At the 2013 ASCO meeting, investigators of a large Danish study have concluded that surveillance alone following surgery for stage I seminoma is sufficient, sparing patients in this setting from the unnecessary expense and associated toxicities of chemotherapy and radiation treatment.
At the 2013 meeting of the American Society of Clinical Oncology (ASCO), investigators of a large Danish study (abstract 4502)-which they say represents “the largest cohort ever published of stage I seminoma patients followed on a surveillance program” and which followed patients for a median of 15 years post surgery-have concluded that surveillance alone following surgery for stage I seminoma is sufficient, sparing patients in this setting from the unnecessary expense and associated toxicities of chemotherapy and radiation treatment.
Testicular cancer is the most common solid tumor among young men, and seminoma accounts for about 50% of testicular cancer cases. About 4,000 new cases of stage I seminoma-cancer localized to the testicle and with no clinical, imaging, or biochemical evidence of disease-will be diagnosed in the US this year. Stage I seminoma is typically treated with orchiectomy and followed by surveillance, which consists of 5 years of scheduled physical exams, chest X-rays, CT scans, and blood tests. According to an ASCO press release, surveillance is the follow-up strategy of choice in Denmark, whereas in the US, about half of stage I seminoma patients are managed with surveillance alone post-orchiectomy, while the remainder are treated with either radiotherapy or carboplatin chemotherapy following surgery.
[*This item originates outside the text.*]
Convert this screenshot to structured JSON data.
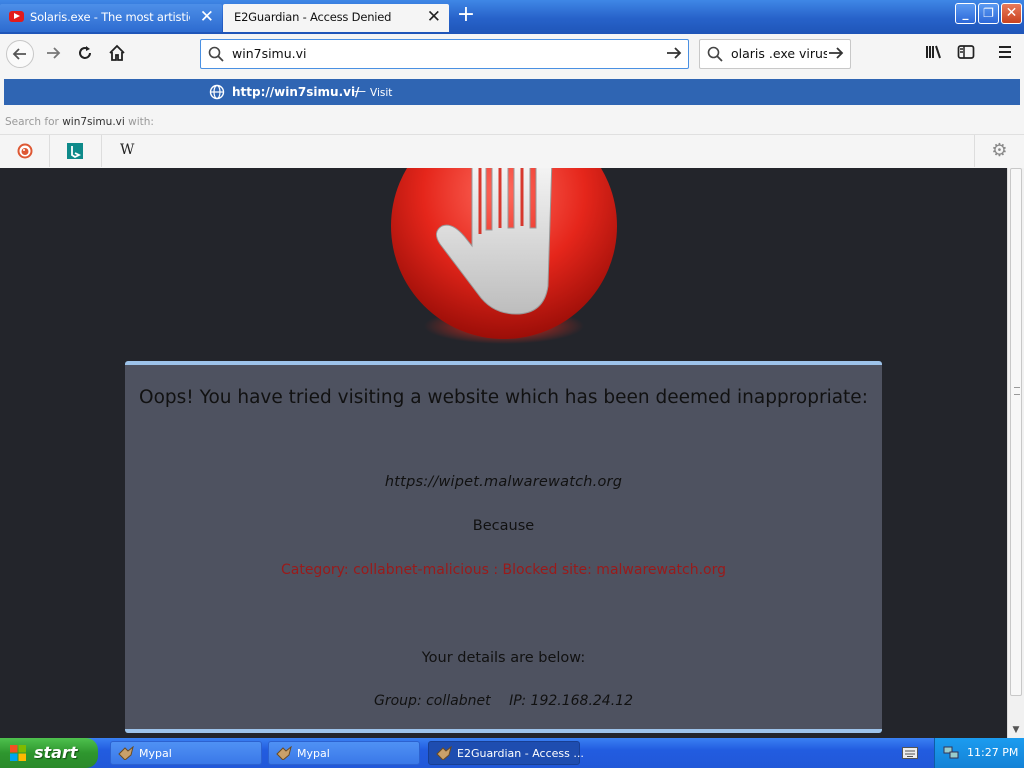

The Danish study (abstract 4502) was presented at ASCO by Mette Saks Mortensen, MD, a PhD student at the Department of oncology at the Copenhagen University Hospital, Copenhagen, Denmark, and the research was supported in part by The Danish Cancer Society, The Danish Cancer Research Foundation, and the Preben and Anna Simonsen Foundation.
A clinical database was used to identify a total of 4,683 patients who had germ cell cancer diagnosed from 1984 to 2007. Among these patients, 1,822 with stage I seminoma were being managed with active surveillance post-orchiectomy. The investigators gathered possible prognostic factors for relapse from patient files and pathology reports. Linking the clinical database to the Danish National Patient Registry and Danish Register of Causes of Death enabled them to follow the patients’ relapse and mortality data.
Median follow-up was 15.4 years (range, 0–28 years). There were 355 relapses (19.5%), which were treated with radiotherapy in 216 patients, chemotherapy in 136 patients, and surgery in 3 patients.
The median time to relapse was 13.7 months. The investigators reported that 72.4% (257 patients) relapsed in 1 to 2 years, 20.3% (72 patients) relapsed in 2 to 4 years, and the remainder relapsed after more than 4 years. Statistically significant predictors of relapse included tumor size > 4 cm (about 1.5 inches), evidence of invasion, and a human chorionic gonadotropin (HCG) level > 200 IU/L.
However, the investigators found that stage I seminoma patients have excellent 10-year disease-specific survival of 99.5%: only 10 patients (0.55%) died of testicular cancer or treatment-related causes. “This means only 4 of 1,000 patients with stage I seminoma will die 10 years after their treatment,” commented ASCO President-elect Clifford Hudis, MD, from Memorial Sloan-Kettering Cancer Center.
In conclusion, Dr. Mortensen commented that the three predictors of relapse uncovered in the study “can help us identify ‘high-risk’ patients who may need adjuvant therapy instead of surveillance.” She said that, “in general, seminoma stage I patients can safely be followed on a surveillance program,” and she and her coauthors noted in their written abstract that “[S]everal international guidelines are now in agreement” that surveillance is the preferred management option in this setting.